_The task_: Find every line below with the string "comment" and pick it out.

Entries from a dataset of interfaces:
——
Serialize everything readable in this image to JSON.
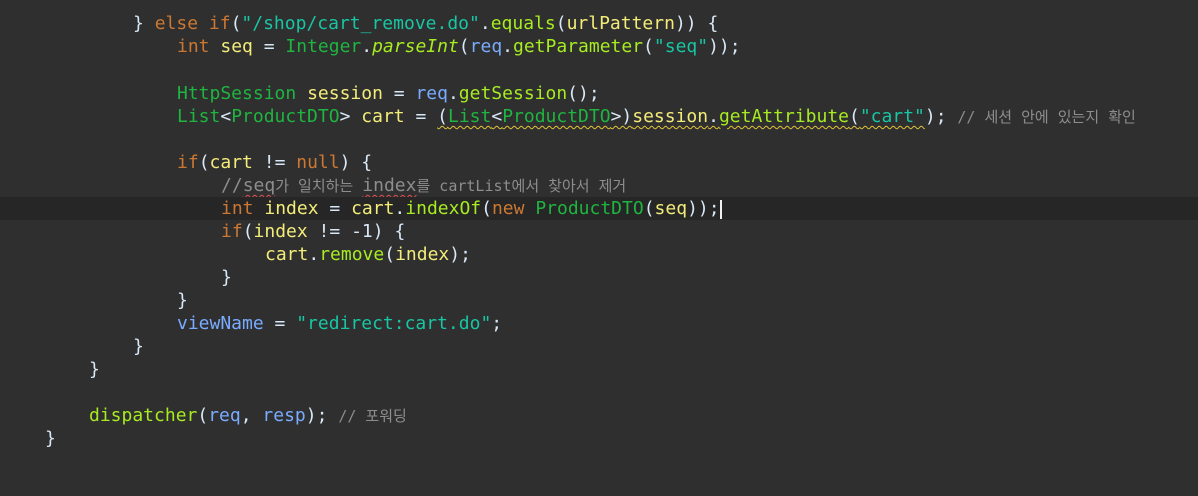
{
  "editor": {
    "theme_colors": {
      "background": "#2f2f2f",
      "current_line": "#262626",
      "keyword": "#cc7832",
      "string": "#17c6a3",
      "class": "#1eb540",
      "field_var": "#79abff",
      "local_var": "#f3ec79",
      "method": "#a7ec21",
      "comment": "#8d8d8d"
    },
    "lines": {
      "l1": {
        "brace": "}",
        "else": "else",
        "if": "if",
        "lp": "(",
        "str": "\"/shop/cart_remove.do\"",
        "dot": ".",
        "equals": "equals",
        "lp2": "(",
        "urlPattern": "urlPattern",
        "rest": ")) {"
      },
      "l2": {
        "int": "int",
        "seq": "seq",
        "eq": " = ",
        "Integer": "Integer",
        "dot": ".",
        "parseInt": "parseInt",
        "lp": "(",
        "req": "req",
        "dot2": ".",
        "getParameter": "getParameter",
        "lp2": "(",
        "str": "\"seq\"",
        "rest": "));"
      },
      "l4": {
        "HttpSession": "HttpSession",
        "session": "session",
        "eq": " = ",
        "req": "req",
        "dot": ".",
        "getSession": "getSession",
        "rest": "();"
      },
      "l5": {
        "List": "List",
        "lt": "<",
        "ProductDTO": "ProductDTO",
        "gt": ">",
        "cart": "cart",
        "eq": " = ",
        "cast_open": "(",
        "List2": "List",
        "lt2": "<",
        "ProductDTO2": "ProductDTO",
        "gt2": ">)",
        "session": "session",
        "dot": ".",
        "getAttribute": "getAttribute",
        "lp": "(",
        "str": "\"cart\"",
        "rest": ");",
        "comment": "// 세션 안에 있는지 확인"
      },
      "l7": {
        "if": "if",
        "lp": "(",
        "cart": "cart",
        "neq": " != ",
        "null": "null",
        "rest": ") {"
      },
      "l8": {
        "c1": "//",
        "seq": "seq",
        "c2": "가 일치하는 ",
        "index": "index",
        "c3": "를 cartList에서 찾아서 제거"
      },
      "l9": {
        "int": "int",
        "index": "index",
        "eq": " = ",
        "cart": "cart",
        "dot": ".",
        "indexOf": "indexOf",
        "lp": "(",
        "new": "new",
        "ProductDTO": "ProductDTO",
        "lp2": "(",
        "seq": "seq",
        "rest": "));"
      },
      "l10": {
        "if": "if",
        "lp": "(",
        "index": "index",
        "neq": " != ",
        "num": "-1",
        "rest": ") {"
      },
      "l11": {
        "cart": "cart",
        "dot": ".",
        "remove": "remove",
        "lp": "(",
        "index": "index",
        "rest": ");"
      },
      "l12": {
        "brace": "}"
      },
      "l13": {
        "brace": "}"
      },
      "l14": {
        "viewName": "viewName",
        "eq": " = ",
        "str": "\"redirect:cart.do\"",
        "rest": ";"
      },
      "l15": {
        "brace": "}"
      },
      "l16": {
        "brace": "}"
      },
      "l18": {
        "dispatcher": "dispatcher",
        "lp": "(",
        "req": "req",
        "comma": ", ",
        "resp": "resp",
        "rest": ");",
        "comment": "// 포워딩"
      },
      "l19": {
        "brace": "}"
      }
    }
  }
}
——
_Your response_:
      "comment": "#8d8d8d"
        "comment": "// 세션 안에 있는지 확인"
        "comment": "// 포워딩"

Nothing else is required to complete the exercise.